Although not specifically named as editor in the first issue, Koltanowski is clearly named on the front cover of all other issues and it is curious that he is not mentioned in the entry for this magazine in Belgian chess publications; an annotated bibliography, Antwerp 2011 or the Corrigenda et Addenda issued in 2016.

Koltanowski had ambitious plans and, like many similar enterprises, he aimed to supply the "long felt want" for a first class chess magazine catering for players of all abilities. The editor aspired to produce the best chess magazine in the world and to deliver this punctually on the 1st of every month.

The publishers offered optimistic 5 year, 10 year, and even lifetime subscription rates but, as Timothy Harding notes on page 121 of his recent book British Chess Literature to 1914: "The history of chess magazines in general...shows much enthusiasm but often little staying power", and, no doubt partly due to the difficult financial climate of The Depression, The Chess World folded after eleven months during which only nine issues appeared, the last two being double numbers.  

Nevertheless a considerable amount of interesting material was packed into the 48 pages of each magazine. This included a total of 500 games, plus reports, from the leading tournaments and matches of the time, problem and end-game sections, correspondence chess, articles on the openings, news, book reviews and some lively correspondence. 

Occasional special articles by, and about, leading chess-players also appeared including: Chess... Past, Present and Future, by Rudolf Spielmann in issue No.1:

 A chat with E. D. Bogoljubow, in No. 2:

An appraisal of Capablanca's chess career, in No. 3; and Max Euwe on the achievements and style of Alekhine, in No. 4. Here is the final paragraph of the five page Capablanca article:

Issue No. 5 was a Special Hastings Number with the editor claiming that this was practically a tournament book on the 1932/33 Hastings International Congress. This number included a report by W. Winter: A Bird's eye view of the Hastings Congress, and 39 games from the Premier Tournament won by Flohr ahead of Pirc, Steiner and Sultan Khan. The only other book on this tournament was an E. G. R. Cordingley Limited Edition of just 30 copies. 

Each issue of the The Chess World, except the last, featured a full page portrait of a leading chess figure with brief biographical details. The celebrated players being Sir George Thomas, Mir Sultan Khan, Dr. M. Euwe, C. H. O'D. Alexander, Vlasimir Pirc, Miss Vera Menchik, Lajos Steiner, and J. Rejfir. 

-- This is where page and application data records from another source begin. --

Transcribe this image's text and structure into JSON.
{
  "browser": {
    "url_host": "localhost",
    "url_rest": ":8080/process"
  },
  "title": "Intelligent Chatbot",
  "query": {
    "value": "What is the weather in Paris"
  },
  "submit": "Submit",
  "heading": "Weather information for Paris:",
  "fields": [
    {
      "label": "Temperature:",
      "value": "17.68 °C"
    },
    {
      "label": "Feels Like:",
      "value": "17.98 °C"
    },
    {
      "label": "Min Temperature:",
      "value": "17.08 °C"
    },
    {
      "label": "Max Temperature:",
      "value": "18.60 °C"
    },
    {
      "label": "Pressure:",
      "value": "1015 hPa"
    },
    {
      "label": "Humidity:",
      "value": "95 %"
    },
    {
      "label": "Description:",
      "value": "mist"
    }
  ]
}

Signs of the gathering clouds appeared with the double issue for May and June 1933 which lacked the usual editorial and included an apology from the publisher promising to catch up with news and games in future numbers. The long term subscriptions were no longer offered. The final issue for July-August 1933 was a bumper number with 64 pages and 120 games but there was no editorial, or publisher's apology, no feature portrait, or reader's letters.  There was also no mention that this would be the last copy. 

All nine issues carried large adverts for Frank Hollings' Chess Book Salon and Whiteley's, headquarters of The Empire Social Chess Club and Association


Original copies of this magazine are quite scarce but a facsimile edition was published by Moravian Chess in 2003.

                                      © Michael Clapham 2018